Bush order on government regulation stirs debate
Tuesday, January 30, 2007; 4:28 PM
WASHINGTON (Reuters) - An order signed by President George W. Bush on the oversight of thousands of government regulations issued every year was praised by business as a step toward controlling an unwieldy process but criticized by others as potentially a loser for consumers.
The White House said the executive order signed by Bush on January 18 makes a senior official in each agency accountable for the regulations it issues and provides greater openness by ensuring that "guidance" documents issued to businesses are available to the public.
Business groups say the order should help businesses which have to wade through a myriad of regulations, sometimes conflicting ones from different agencies, by making one person in each agency in charge of overseeing the regulations issued.
Consumer groups say the public would lose out because the order could slow the process by which regulations in the public interest such as pollution controls would be issued, and puts the process under the control of an official appointed by the president.
Jeffrey Rosen, counsel at the White House Office of Management and Budget, called the criticism a "mistaken argument" and said the basic regulatory process in the order has been in place over both Democratic and Republican administrations.
"The basic framework is the same," he said of the order which amended an order issued by President Bill Clinton in 1993.
"This is just another tool for industry and their allies in the Bush White House to slow down and prevent agencies from getting things done to protect the public," said Robert Shull, deputy director for auto safety and regulatory policy at Public Citizen.
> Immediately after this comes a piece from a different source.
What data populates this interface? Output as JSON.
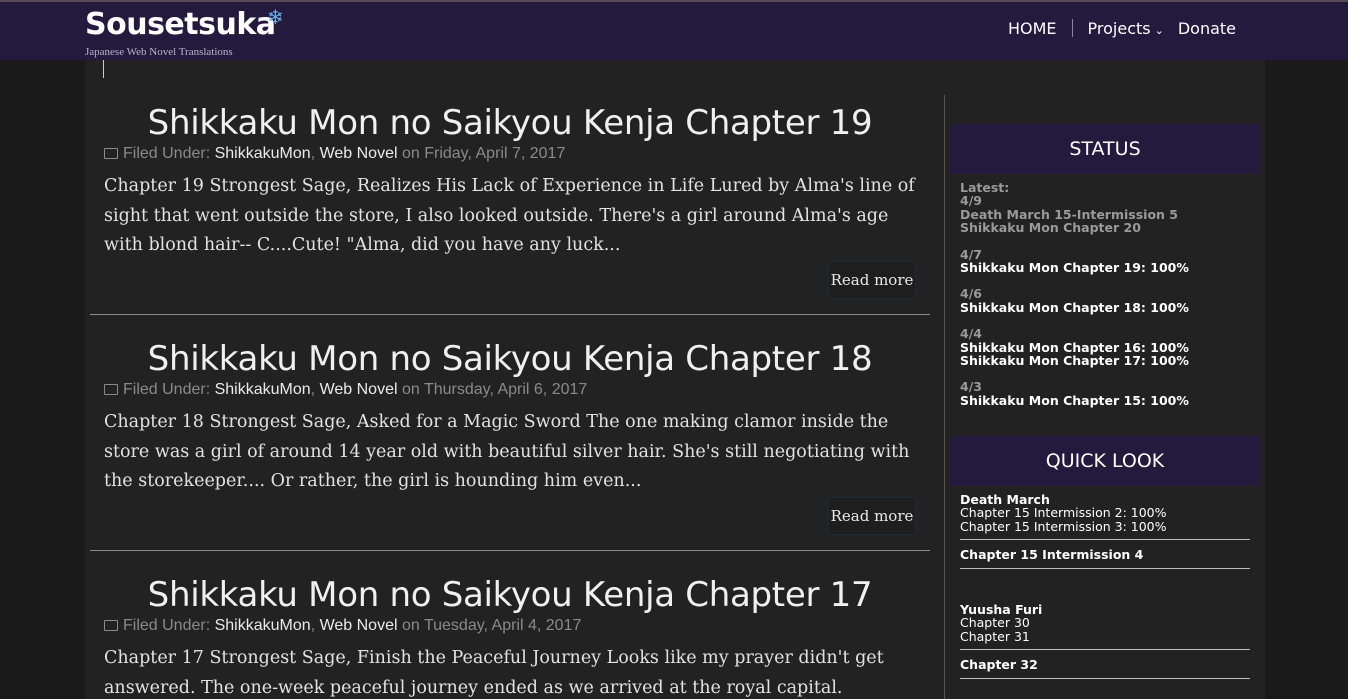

The order requires agencies use a standard of "market failure," which means determining whether private markets can correct a social problem like pollution on their own, in deciding whether government needs to step in, he said.
Shull said that was too high a bar to meet as the new Democratic-controlled Congress prepares to take on issues like global warming and fuel economy.
Rosen said the new order better defines the term market failure from Clinton's order. On consumer advocate concerns like pollution, "the clarification actually helps," because it would be a legitimate basis for regulation, he said.
Consumer groups expressed concern about the order's requirement that the regulatory oversight officer at the agencies be appointed by the president.
"This is really just another way of the White House getting its fingers in all of the agencies, manipulating all of their policies and all of their priorities in a way that Congress never intended," Shull said.
Rosen said it meant more accountability. "If you want to know who's responsible for regulatory decisions, here's who it is and it's a presidential appointee, meaning it's somebody very senior," he said. "It's a way of identifying some accountability."
The regulatory process puts out about 4,000 regulations every year in addition to the 192,000 regulations that exist, said Bill Kovacs, vice president of regulatory affairs at the U.S. Chamber of Commerce.
"Imagine yourself being a small business and trying to comply on any given day with labor standards, health standards, pension standards, environmental standards," Kovacs said. "So people are trying to find some way to get control over the process."